RECORDS FOR PROCESSING:
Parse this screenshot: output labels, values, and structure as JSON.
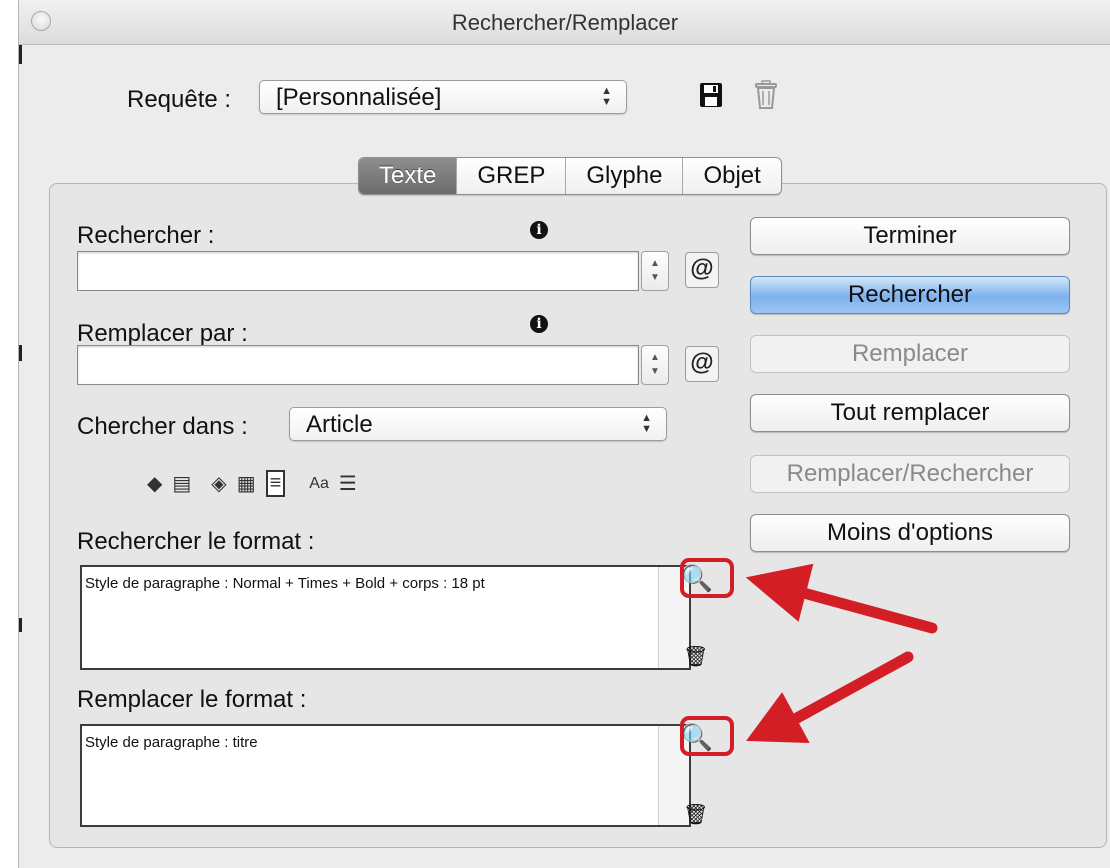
{
  "window": {
    "title": "Rechercher/Remplacer"
  },
  "query": {
    "label": "Requête :",
    "value": "[Personnalisée]"
  },
  "tabs": [
    {
      "label": "Texte",
      "active": true
    },
    {
      "label": "GREP",
      "active": false
    },
    {
      "label": "Glyphe",
      "active": false
    },
    {
      "label": "Objet",
      "active": false
    }
  ],
  "find": {
    "label": "Rechercher :",
    "value": ""
  },
  "replace": {
    "label": "Remplacer par :",
    "value": ""
  },
  "search_in": {
    "label": "Chercher dans :",
    "value": "Article"
  },
  "find_format": {
    "label": "Rechercher le format :",
    "value": "Style de paragraphe : Normal + Times + Bold + corps : 18 pt"
  },
  "replace_format": {
    "label": "Remplacer le format :",
    "value": "Style de paragraphe : titre"
  },
  "buttons": {
    "done": "Terminer",
    "find": "Rechercher",
    "replace": "Remplacer",
    "replace_all": "Tout remplacer",
    "replace_find": "Remplacer/Rechercher",
    "fewer_options": "Moins d'options"
  },
  "icons": {
    "save": "save-icon",
    "delete": "trash-icon",
    "info": "info-icon",
    "special_chars": "at-sign-icon",
    "format": "format-type-icon",
    "stepper": "stepper-icon"
  },
  "colors": {
    "annotation": "#d41e26",
    "primary_button": "#7db1ec",
    "active_tab": "#7a7a7a"
  }
}
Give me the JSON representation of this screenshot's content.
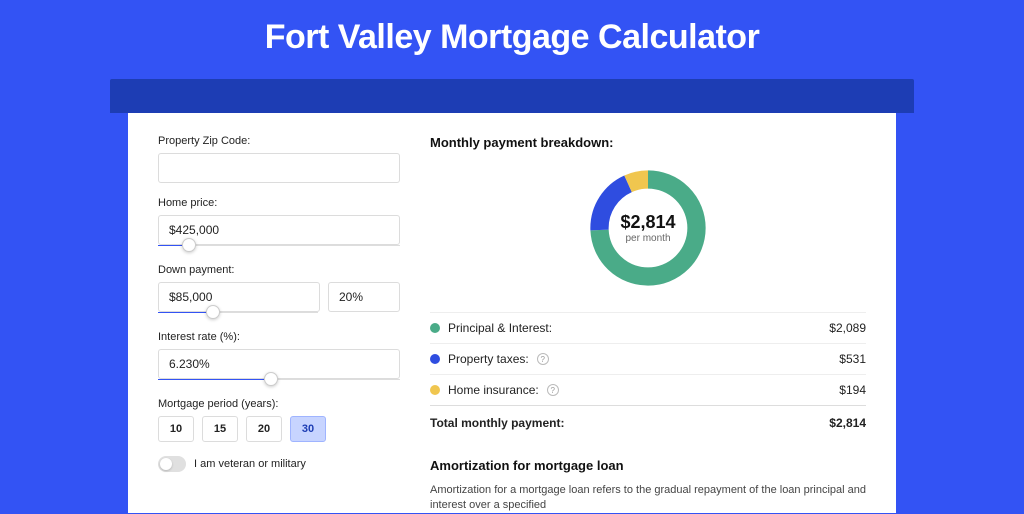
{
  "title": "Fort Valley Mortgage Calculator",
  "form": {
    "zip": {
      "label": "Property Zip Code:",
      "value": ""
    },
    "price": {
      "label": "Home price:",
      "value": "$425,000",
      "slider_percent": 10
    },
    "down": {
      "label": "Down payment:",
      "amount": "$85,000",
      "percent": "20%",
      "slider_percent": 30
    },
    "rate": {
      "label": "Interest rate (%):",
      "value": "6.230%",
      "slider_percent": 44
    },
    "period": {
      "label": "Mortgage period (years):",
      "options": [
        "10",
        "15",
        "20",
        "30"
      ],
      "active": "30"
    },
    "veteran": {
      "label": "I am veteran or military",
      "value": false
    }
  },
  "breakdown": {
    "heading": "Monthly payment breakdown:",
    "center_amount": "$2,814",
    "center_sub": "per month",
    "items": [
      {
        "label": "Principal & Interest:",
        "value": "$2,089",
        "color": "green"
      },
      {
        "label": "Property taxes:",
        "value": "$531",
        "color": "blue",
        "info": true
      },
      {
        "label": "Home insurance:",
        "value": "$194",
        "color": "yellow",
        "info": true
      }
    ],
    "total_label": "Total monthly payment:",
    "total_value": "$2,814"
  },
  "amort": {
    "heading": "Amortization for mortgage loan",
    "text": "Amortization for a mortgage loan refers to the gradual repayment of the loan principal and interest over a specified"
  },
  "chart_data": {
    "type": "pie",
    "title": "Monthly payment breakdown",
    "categories": [
      "Principal & Interest",
      "Property taxes",
      "Home insurance"
    ],
    "values": [
      2089,
      531,
      194
    ],
    "total": 2814
  }
}
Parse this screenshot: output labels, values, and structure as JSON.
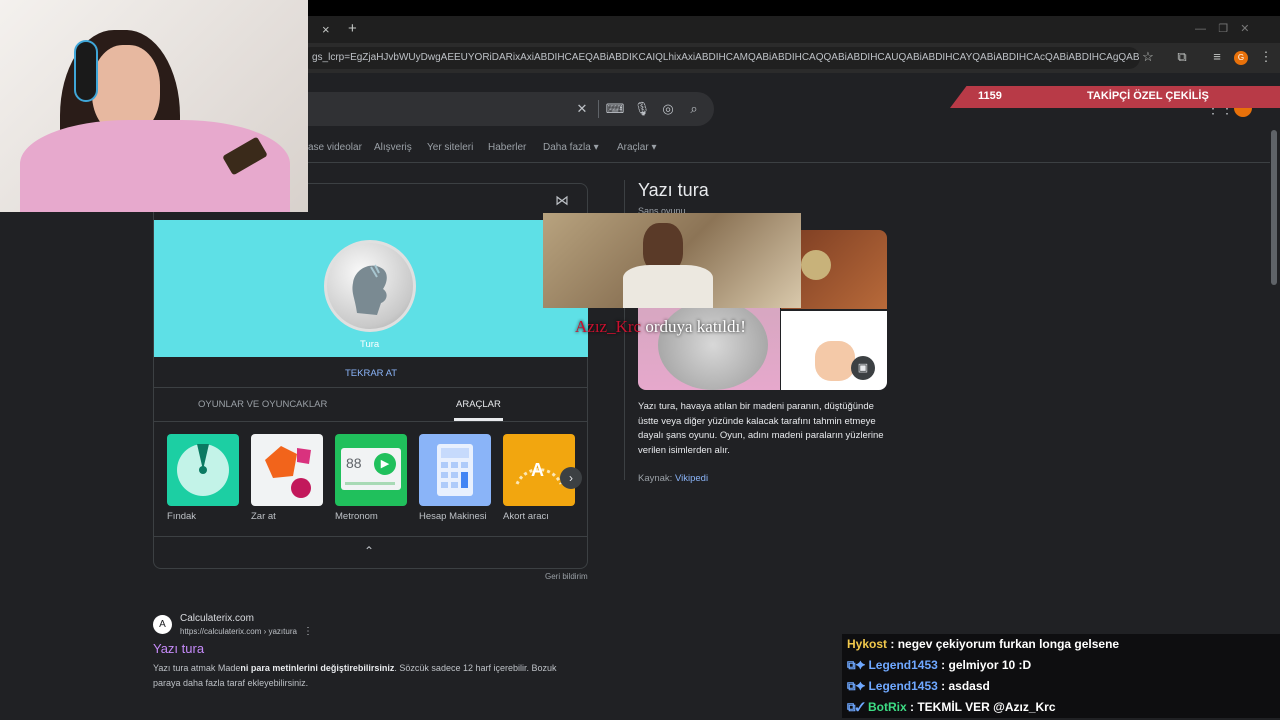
{
  "browser": {
    "url": "gs_lcrp=EgZjaHJvbWUyDwgAEEUYORiDARixAxiABDIHCAEQABiABDIKCAIQLhixAxiABDIHCAMQABiABDIHCAQQABiABDIHCAUQABiABDIHCAYQABiABDIHCAcQABiABDIHCAgQABiABDIHCAkQABiABNIB...",
    "tab_close": "×",
    "tab_new": "+",
    "profile_initial": "G"
  },
  "search": {
    "filters": [
      "ase videolar",
      "Alışveriş",
      "Yer siteleri",
      "Haberler",
      "Daha fazla ▾",
      "Araçlar ▾"
    ]
  },
  "coin_widget": {
    "result_label": "Tura",
    "flip_again": "TEKRAR AT",
    "tabs": [
      "OYUNLAR VE OYUNCAKLAR",
      "ARAÇLAR"
    ],
    "tools": [
      {
        "label": "Fındak",
        "color": "#1ccfa3"
      },
      {
        "label": "Zar at",
        "color": "#f1f3f4"
      },
      {
        "label": "Metronom",
        "color": "#20c05c"
      },
      {
        "label": "Hesap Makinesi",
        "color": "#8ab4f8"
      },
      {
        "label": "Akort aracı",
        "color": "#f2a60f"
      }
    ],
    "metronome_value": "88",
    "tuner_letter": "A",
    "feedback": "Geri bildirim"
  },
  "knowledge_panel": {
    "title": "Yazı tura",
    "subtitle": "Şans oyunu",
    "description": "Yazı tura, havaya atılan bir madeni paranın, düştüğünde üstte veya diğer yüzünde kalacak tarafını tahmin etmeye dayalı şans oyunu. Oyun, adını madeni paraların yüzlerine verilen isimlerden alır.",
    "source_label": "Kaynak:",
    "source_link": "Vikipedi"
  },
  "result": {
    "site": "Calculaterix.com",
    "url": "https://calculaterix.com › yazıtura",
    "title": "Yazı tura",
    "snippet_pre": "Yazı tura atmak Made",
    "snippet_bold": "ni para metinlerini değiştirebilirsiniz",
    "snippet_post": ". Sözcük sadece 12 harf içerebilir. Bozuk paraya daha fazla taraf ekleyebilirsiniz."
  },
  "stream": {
    "alert_user": "Azız_Krc",
    "alert_text": " orduya katıldı!",
    "banner_count": "1159",
    "banner_title": "TAKİPÇİ ÖZEL ÇEKİLİŞ",
    "chat": [
      {
        "user": "Hykost",
        "color": "#f2c94c",
        "msg": ": negev çekiyorum furkan longa gelsene"
      },
      {
        "user": "Legend1453",
        "color": "#6fa8ff",
        "msg": ": gelmiyor 10 :D"
      },
      {
        "user": "Legend1453",
        "color": "#6fa8ff",
        "msg": ": asdasd"
      },
      {
        "user": "BotRix",
        "color": "#3ddc84",
        "msg": ": TEKMİL VER @Azız_Krc"
      }
    ]
  }
}
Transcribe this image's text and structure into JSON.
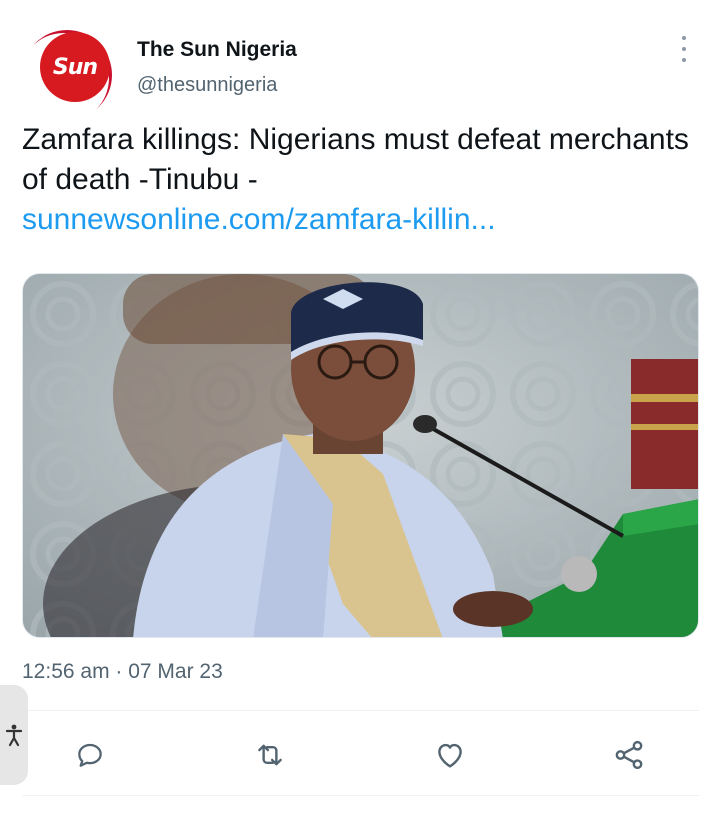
{
  "author": {
    "avatar_text": "Sun",
    "name": "The Sun Nigeria",
    "handle": "@thesunnigeria"
  },
  "tweet": {
    "text": "Zamfara killings: Nigerians must defeat merchants of death -Tinubu -",
    "link": "sunnewsonline.com/zamfara-killin...",
    "timestamp": "12:56 am · 07 Mar 23"
  },
  "icons": {
    "more": "more-vertical-icon",
    "reply": "reply-icon",
    "retweet": "retweet-icon",
    "like": "heart-icon",
    "share": "share-icon",
    "accessibility": "accessibility-icon"
  },
  "colors": {
    "brand_red": "#d71920",
    "link_blue": "#1d9bf0",
    "secondary_text": "#536471",
    "icon_gray": "#536471"
  }
}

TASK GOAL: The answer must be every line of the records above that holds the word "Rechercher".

FINISHED TASK:
    "title": "Rechercher/Remplacer"
    "label": "Rechercher :",
    "label": "Rechercher le format :",
    "find": "Rechercher",
    "replace_find": "Remplacer/Rechercher",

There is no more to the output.